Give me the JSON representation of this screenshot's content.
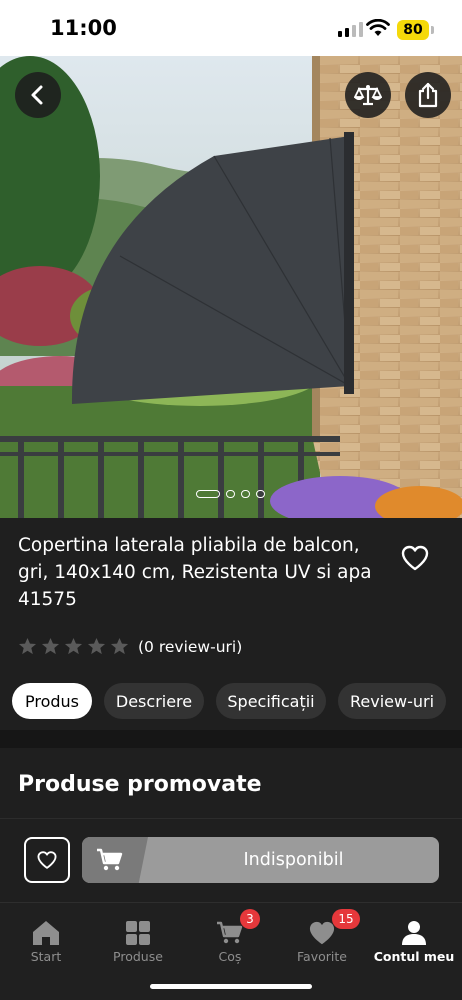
{
  "status_bar": {
    "time": "11:00",
    "battery": "80"
  },
  "product": {
    "title": "Copertina laterala pliabila de balcon, gri, 140x140 cm, Rezistenta UV si apa 41575",
    "rating_value": 0,
    "rating_max": 5,
    "reviews_label": "(0 review-uri)",
    "gallery": {
      "count": 4,
      "active": 1
    }
  },
  "tabs": [
    {
      "label": "Produs",
      "active": true
    },
    {
      "label": "Descriere",
      "active": false
    },
    {
      "label": "Specificații",
      "active": false
    },
    {
      "label": "Review-uri",
      "active": false
    }
  ],
  "promoted": {
    "heading": "Produse promovate",
    "cart_button_label": "Indisponibil"
  },
  "bottom_nav": [
    {
      "label": "Start",
      "icon": "home-icon",
      "active": false
    },
    {
      "label": "Produse",
      "icon": "grid-icon",
      "active": false
    },
    {
      "label": "Coș",
      "icon": "cart-icon",
      "badge": "3",
      "active": false
    },
    {
      "label": "Favorite",
      "icon": "heart-icon",
      "badge": "15",
      "active": false
    },
    {
      "label": "Contul meu",
      "icon": "user-icon",
      "active": true
    }
  ],
  "colors": {
    "background": "#1f1f1f",
    "badge": "#e5383b",
    "battery": "#f5d90a",
    "tab_active_bg": "#ffffff",
    "button_disabled": "#9b9b9b"
  }
}
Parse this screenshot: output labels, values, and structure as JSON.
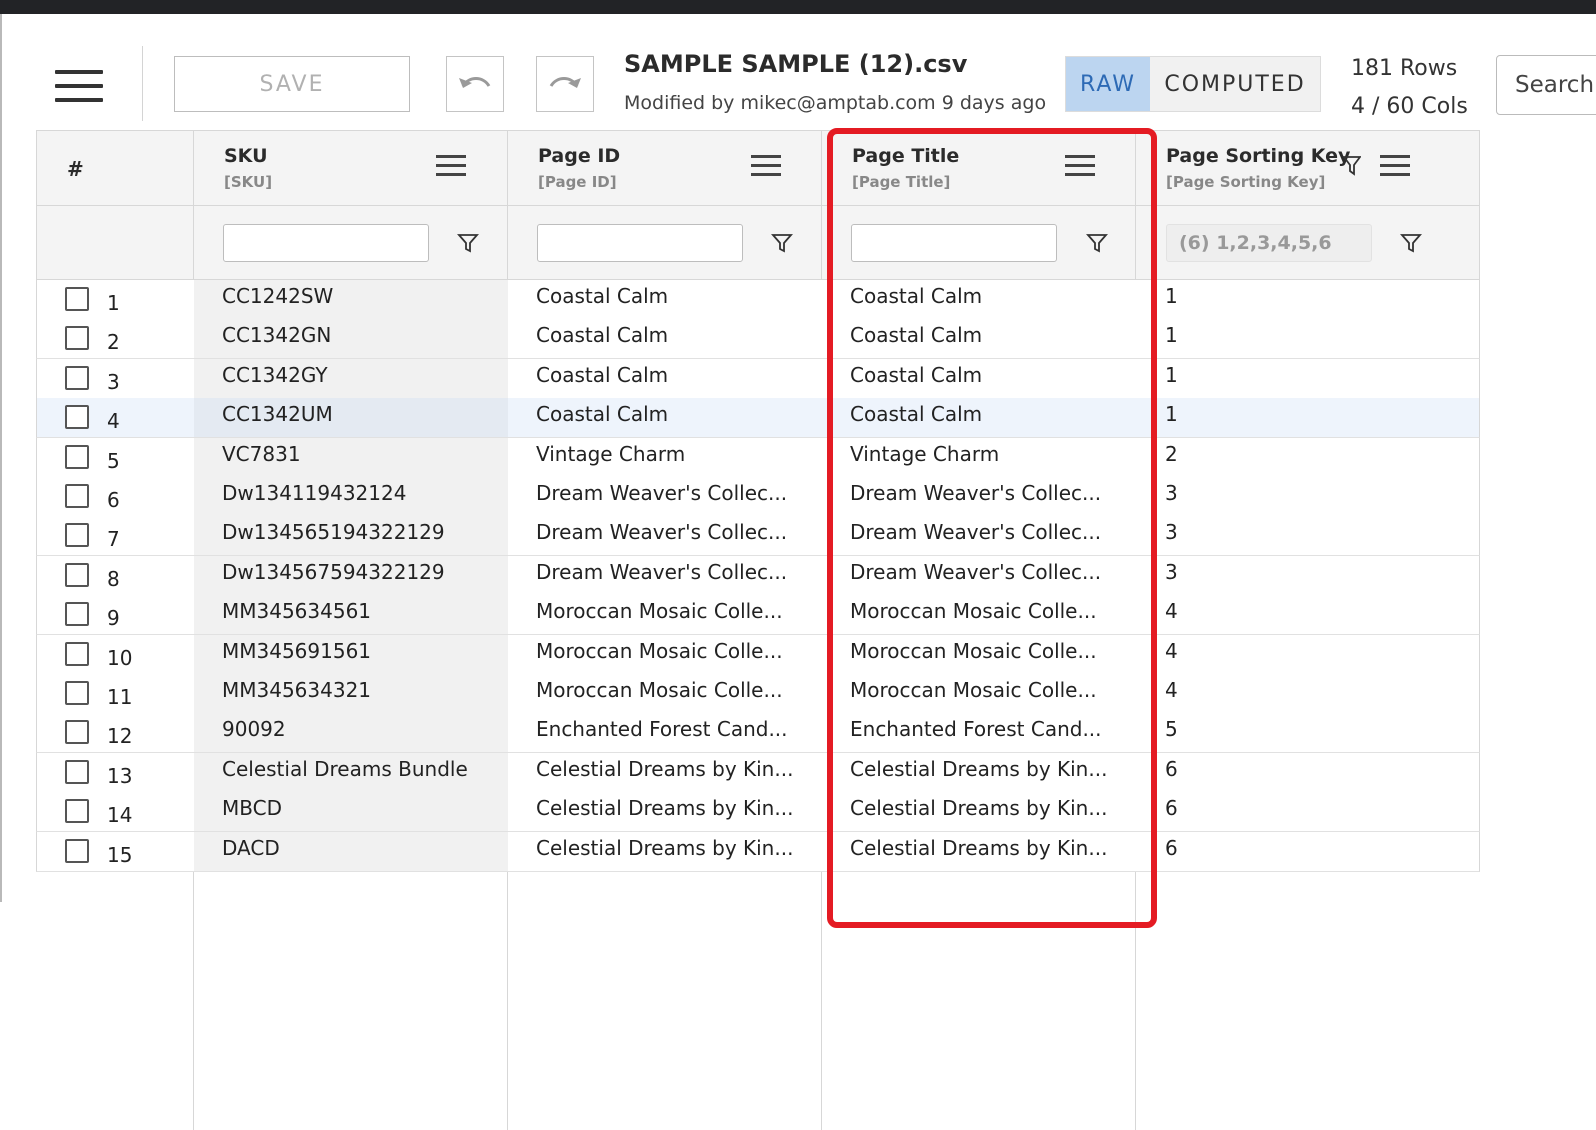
{
  "toolbar": {
    "save_label": "SAVE",
    "file_name": "SAMPLE SAMPLE (12).csv",
    "modified_text": "Modified by mikec@amptab.com 9 days ago",
    "raw_label": "RAW",
    "computed_label": "COMPUTED",
    "rows_text": "181 Rows",
    "cols_text": "4 / 60 Cols",
    "search_label": "Search"
  },
  "grid": {
    "index_header": "#",
    "columns": [
      {
        "name": "SKU",
        "sub": "[SKU]",
        "filter_value": "",
        "filter_placeholder": ""
      },
      {
        "name": "Page ID",
        "sub": "[Page ID]",
        "filter_value": "",
        "filter_placeholder": ""
      },
      {
        "name": "Page Title",
        "sub": "[Page Title]",
        "filter_value": "",
        "filter_placeholder": ""
      },
      {
        "name": "Page Sorting Key",
        "sub": "[Page Sorting Key]",
        "filter_value": "(6) 1,2,3,4,5,6",
        "filter_placeholder": ""
      }
    ],
    "rows": [
      {
        "n": "1",
        "sku": "CC1242SW",
        "page_id": "Coastal Calm",
        "page_title": "Coastal Calm",
        "key": "1"
      },
      {
        "n": "2",
        "sku": "CC1342GN",
        "page_id": "Coastal Calm",
        "page_title": "Coastal Calm",
        "key": "1"
      },
      {
        "n": "3",
        "sku": "CC1342GY",
        "page_id": "Coastal Calm",
        "page_title": "Coastal Calm",
        "key": "1"
      },
      {
        "n": "4",
        "sku": "CC1342UM",
        "page_id": "Coastal Calm",
        "page_title": "Coastal Calm",
        "key": "1"
      },
      {
        "n": "5",
        "sku": "VC7831",
        "page_id": "Vintage Charm",
        "page_title": "Vintage Charm",
        "key": "2"
      },
      {
        "n": "6",
        "sku": "Dw134119432124",
        "page_id": "Dream Weaver's Collec...",
        "page_title": "Dream Weaver's Collec...",
        "key": "3"
      },
      {
        "n": "7",
        "sku": "Dw134565194322129",
        "page_id": "Dream Weaver's Collec...",
        "page_title": "Dream Weaver's Collec...",
        "key": "3"
      },
      {
        "n": "8",
        "sku": "Dw134567594322129",
        "page_id": "Dream Weaver's Collec...",
        "page_title": "Dream Weaver's Collec...",
        "key": "3"
      },
      {
        "n": "9",
        "sku": "MM345634561",
        "page_id": "Moroccan Mosaic Colle...",
        "page_title": "Moroccan Mosaic Colle...",
        "key": "4"
      },
      {
        "n": "10",
        "sku": "MM345691561",
        "page_id": "Moroccan Mosaic Colle...",
        "page_title": "Moroccan Mosaic Colle...",
        "key": "4"
      },
      {
        "n": "11",
        "sku": "MM345634321",
        "page_id": "Moroccan Mosaic Colle...",
        "page_title": "Moroccan Mosaic Colle...",
        "key": "4"
      },
      {
        "n": "12",
        "sku": "90092",
        "page_id": "Enchanted Forest Cand...",
        "page_title": "Enchanted Forest Cand...",
        "key": "5"
      },
      {
        "n": "13",
        "sku": "Celestial Dreams Bundle",
        "page_id": "Celestial Dreams by Kin...",
        "page_title": "Celestial Dreams by Kin...",
        "key": "6"
      },
      {
        "n": "14",
        "sku": "MBCD",
        "page_id": "Celestial Dreams by Kin...",
        "page_title": "Celestial Dreams by Kin...",
        "key": "6"
      },
      {
        "n": "15",
        "sku": "DACD",
        "page_id": "Celestial Dreams by Kin...",
        "page_title": "Celestial Dreams by Kin...",
        "key": "6"
      }
    ]
  },
  "colors": {
    "highlight": "#e41b23",
    "raw_active_bg": "#bcd5f0",
    "raw_active_text": "#2d6ab5"
  },
  "icons": {
    "menu": "hamburger-icon",
    "undo": "undo-icon",
    "redo": "redo-icon",
    "filter": "filter-funnel-icon",
    "column_menu": "column-menu-icon"
  }
}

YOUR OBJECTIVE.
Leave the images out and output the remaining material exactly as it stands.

COMPLETED TASK.
Give me the JSON representation of this screenshot's content.
{
  "status_bar": {
    "time": "11:00",
    "battery": "80"
  },
  "product": {
    "title": "Copertina laterala pliabila de balcon, gri, 140x140 cm, Rezistenta UV si apa 41575",
    "rating_value": 0,
    "rating_max": 5,
    "reviews_label": "(0 review-uri)",
    "gallery": {
      "count": 4,
      "active": 1
    }
  },
  "tabs": [
    {
      "label": "Produs",
      "active": true
    },
    {
      "label": "Descriere",
      "active": false
    },
    {
      "label": "Specificații",
      "active": false
    },
    {
      "label": "Review-uri",
      "active": false
    }
  ],
  "promoted": {
    "heading": "Produse promovate",
    "cart_button_label": "Indisponibil"
  },
  "bottom_nav": [
    {
      "label": "Start",
      "icon": "home-icon",
      "active": false
    },
    {
      "label": "Produse",
      "icon": "grid-icon",
      "active": false
    },
    {
      "label": "Coș",
      "icon": "cart-icon",
      "badge": "3",
      "active": false
    },
    {
      "label": "Favorite",
      "icon": "heart-icon",
      "badge": "15",
      "active": false
    },
    {
      "label": "Contul meu",
      "icon": "user-icon",
      "active": true
    }
  ],
  "colors": {
    "background": "#1f1f1f",
    "badge": "#e5383b",
    "battery": "#f5d90a",
    "tab_active_bg": "#ffffff",
    "button_disabled": "#9b9b9b"
  }
}
Parse this screenshot: output labels, values, and structure as JSON.
{
  "toolbar": {
    "save_label": "SAVE",
    "file_name": "SAMPLE SAMPLE (12).csv",
    "modified_text": "Modified by mikec@amptab.com 9 days ago",
    "raw_label": "RAW",
    "computed_label": "COMPUTED",
    "rows_text": "181 Rows",
    "cols_text": "4 / 60 Cols",
    "search_label": "Search"
  },
  "grid": {
    "index_header": "#",
    "columns": [
      {
        "name": "SKU",
        "sub": "[SKU]",
        "filter_value": "",
        "filter_placeholder": ""
      },
      {
        "name": "Page ID",
        "sub": "[Page ID]",
        "filter_value": "",
        "filter_placeholder": ""
      },
      {
        "name": "Page Title",
        "sub": "[Page Title]",
        "filter_value": "",
        "filter_placeholder": ""
      },
      {
        "name": "Page Sorting Key",
        "sub": "[Page Sorting Key]",
        "filter_value": "(6) 1,2,3,4,5,6",
        "filter_placeholder": ""
      }
    ],
    "rows": [
      {
        "n": "1",
        "sku": "CC1242SW",
        "page_id": "Coastal Calm",
        "page_title": "Coastal Calm",
        "key": "1"
      },
      {
        "n": "2",
        "sku": "CC1342GN",
        "page_id": "Coastal Calm",
        "page_title": "Coastal Calm",
        "key": "1"
      },
      {
        "n": "3",
        "sku": "CC1342GY",
        "page_id": "Coastal Calm",
        "page_title": "Coastal Calm",
        "key": "1"
      },
      {
        "n": "4",
        "sku": "CC1342UM",
        "page_id": "Coastal Calm",
        "page_title": "Coastal Calm",
        "key": "1"
      },
      {
        "n": "5",
        "sku": "VC7831",
        "page_id": "Vintage Charm",
        "page_title": "Vintage Charm",
        "key": "2"
      },
      {
        "n": "6",
        "sku": "Dw134119432124",
        "page_id": "Dream Weaver's Collec...",
        "page_title": "Dream Weaver's Collec...",
        "key": "3"
      },
      {
        "n": "7",
        "sku": "Dw134565194322129",
        "page_id": "Dream Weaver's Collec...",
        "page_title": "Dream Weaver's Collec...",
        "key": "3"
      },
      {
        "n": "8",
        "sku": "Dw134567594322129",
        "page_id": "Dream Weaver's Collec...",
        "page_title": "Dream Weaver's Collec...",
        "key": "3"
      },
      {
        "n": "9",
        "sku": "MM345634561",
        "page_id": "Moroccan Mosaic Colle...",
        "page_title": "Moroccan Mosaic Colle...",
        "key": "4"
      },
      {
        "n": "10",
        "sku": "MM345691561",
        "page_id": "Moroccan Mosaic Colle...",
        "page_title": "Moroccan Mosaic Colle...",
        "key": "4"
      },
      {
        "n": "11",
        "sku": "MM345634321",
        "page_id": "Moroccan Mosaic Colle...",
        "page_title": "Moroccan Mosaic Colle...",
        "key": "4"
      },
      {
        "n": "12",
        "sku": "90092",
        "page_id": "Enchanted Forest Cand...",
        "page_title": "Enchanted Forest Cand...",
        "key": "5"
      },
      {
        "n": "13",
        "sku": "Celestial Dreams Bundle",
        "page_id": "Celestial Dreams by Kin...",
        "page_title": "Celestial Dreams by Kin...",
        "key": "6"
      },
      {
        "n": "14",
        "sku": "MBCD",
        "page_id": "Celestial Dreams by Kin...",
        "page_title": "Celestial Dreams by Kin...",
        "key": "6"
      },
      {
        "n": "15",
        "sku": "DACD",
        "page_id": "Celestial Dreams by Kin...",
        "page_title": "Celestial Dreams by Kin...",
        "key": "6"
      }
    ]
  },
  "colors": {
    "highlight": "#e41b23",
    "raw_active_bg": "#bcd5f0",
    "raw_active_text": "#2d6ab5"
  },
  "icons": {
    "menu": "hamburger-icon",
    "undo": "undo-icon",
    "redo": "redo-icon",
    "filter": "filter-funnel-icon",
    "column_menu": "column-menu-icon"
  }
}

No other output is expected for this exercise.